Previous explanations of the phenomenon of birth synchronicity have suggested that having offspring at the same time might offer an advantage through a decreased risk of predation or allowing more efficient communal care.
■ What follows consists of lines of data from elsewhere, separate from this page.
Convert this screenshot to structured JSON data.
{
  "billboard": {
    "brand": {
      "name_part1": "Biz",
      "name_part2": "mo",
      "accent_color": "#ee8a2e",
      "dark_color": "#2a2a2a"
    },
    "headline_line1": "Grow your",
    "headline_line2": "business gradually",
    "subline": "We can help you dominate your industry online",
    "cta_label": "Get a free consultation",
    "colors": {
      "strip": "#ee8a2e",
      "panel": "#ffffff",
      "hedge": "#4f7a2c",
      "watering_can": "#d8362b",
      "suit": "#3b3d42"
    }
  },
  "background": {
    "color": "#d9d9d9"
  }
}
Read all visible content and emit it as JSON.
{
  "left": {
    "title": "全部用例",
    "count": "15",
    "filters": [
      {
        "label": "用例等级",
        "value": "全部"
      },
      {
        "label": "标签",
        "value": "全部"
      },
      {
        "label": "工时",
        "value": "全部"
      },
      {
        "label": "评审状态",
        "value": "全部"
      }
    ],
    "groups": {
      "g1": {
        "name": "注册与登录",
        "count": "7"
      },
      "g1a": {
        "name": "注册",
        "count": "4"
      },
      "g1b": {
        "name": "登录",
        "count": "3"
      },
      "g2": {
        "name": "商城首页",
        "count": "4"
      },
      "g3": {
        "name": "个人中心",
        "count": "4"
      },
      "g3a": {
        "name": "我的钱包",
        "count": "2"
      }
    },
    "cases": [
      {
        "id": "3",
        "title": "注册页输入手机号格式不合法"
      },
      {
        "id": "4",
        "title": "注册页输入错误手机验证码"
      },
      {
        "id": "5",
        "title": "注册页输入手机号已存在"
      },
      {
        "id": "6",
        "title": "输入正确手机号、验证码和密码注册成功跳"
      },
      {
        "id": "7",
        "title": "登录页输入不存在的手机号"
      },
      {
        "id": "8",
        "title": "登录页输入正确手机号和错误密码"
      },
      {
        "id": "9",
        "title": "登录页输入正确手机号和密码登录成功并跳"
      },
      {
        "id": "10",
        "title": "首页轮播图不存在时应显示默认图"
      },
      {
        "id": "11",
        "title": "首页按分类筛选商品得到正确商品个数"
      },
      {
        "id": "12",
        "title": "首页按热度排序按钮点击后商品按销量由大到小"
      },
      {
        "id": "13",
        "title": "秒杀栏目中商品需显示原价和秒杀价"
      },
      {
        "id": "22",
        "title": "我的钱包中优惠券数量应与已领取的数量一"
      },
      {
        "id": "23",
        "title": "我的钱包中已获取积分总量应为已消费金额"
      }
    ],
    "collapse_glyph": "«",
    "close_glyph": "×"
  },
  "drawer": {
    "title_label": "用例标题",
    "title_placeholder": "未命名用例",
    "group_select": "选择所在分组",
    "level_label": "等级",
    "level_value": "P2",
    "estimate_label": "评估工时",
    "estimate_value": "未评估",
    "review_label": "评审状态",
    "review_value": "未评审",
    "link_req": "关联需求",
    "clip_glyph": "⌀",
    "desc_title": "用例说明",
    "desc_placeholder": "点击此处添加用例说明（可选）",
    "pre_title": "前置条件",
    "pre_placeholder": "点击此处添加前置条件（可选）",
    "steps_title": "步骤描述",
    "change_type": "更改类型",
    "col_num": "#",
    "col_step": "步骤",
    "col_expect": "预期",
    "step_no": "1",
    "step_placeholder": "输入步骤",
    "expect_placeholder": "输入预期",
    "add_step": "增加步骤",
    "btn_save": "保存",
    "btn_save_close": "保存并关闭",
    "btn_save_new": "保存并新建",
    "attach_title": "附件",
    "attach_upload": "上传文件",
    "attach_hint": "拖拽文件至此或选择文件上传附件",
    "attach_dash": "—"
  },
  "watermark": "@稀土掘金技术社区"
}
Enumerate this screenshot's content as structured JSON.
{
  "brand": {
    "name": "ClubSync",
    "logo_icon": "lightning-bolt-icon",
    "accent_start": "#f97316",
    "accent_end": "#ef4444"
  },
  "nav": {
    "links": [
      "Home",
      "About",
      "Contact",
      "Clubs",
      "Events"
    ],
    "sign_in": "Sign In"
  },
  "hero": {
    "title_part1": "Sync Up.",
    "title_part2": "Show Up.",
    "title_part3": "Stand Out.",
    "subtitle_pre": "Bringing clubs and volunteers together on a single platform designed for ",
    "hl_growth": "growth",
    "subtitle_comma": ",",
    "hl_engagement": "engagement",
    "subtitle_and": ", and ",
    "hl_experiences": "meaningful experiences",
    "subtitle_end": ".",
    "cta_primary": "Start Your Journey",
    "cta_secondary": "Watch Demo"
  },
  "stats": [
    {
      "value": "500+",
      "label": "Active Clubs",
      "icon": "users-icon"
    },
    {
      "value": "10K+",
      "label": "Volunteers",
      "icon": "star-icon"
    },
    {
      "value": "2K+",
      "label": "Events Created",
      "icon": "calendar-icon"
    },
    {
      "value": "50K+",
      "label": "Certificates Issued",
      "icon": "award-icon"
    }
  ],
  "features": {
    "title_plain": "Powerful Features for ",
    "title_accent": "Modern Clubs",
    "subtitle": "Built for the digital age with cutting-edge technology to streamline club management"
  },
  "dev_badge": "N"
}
However, the new research, conducted by Dr Sarah Hodge and Dr Michael Cant (a Royal Society University Research Fellow) – both of the University of Exeter’s Centre for Ecology and Conservation – and Dr Matthew Bell of the University of Cambridge’s Department of Zoology, proposes that synchronised births may owe more to competition between different females’ offspring than any other factor.
The authors point out that infanticide – a relatively common occurrence in mongoose groups – is perpetrated much more frequently by females that have not given birth themselves (even though they may be pregnant). Through observations of mongoose groups in the wild, they discovered that the offspring of mongoose mothers who gave birth significantly before the rest of their cohort stood a much higher chance of being killed by a jealous mongoose mother-to-be.
One might think that the solution to this would be to give birth after the rest of the group – but the scientists discovered that this results in offspring who are considerably smaller and weaker than the rest of their group and are therefore likely to lose out in competition for limited resources. As such, it appears that mongooses have evolved extreme birth synchronicity in order to find the ideal middle way between these two problems.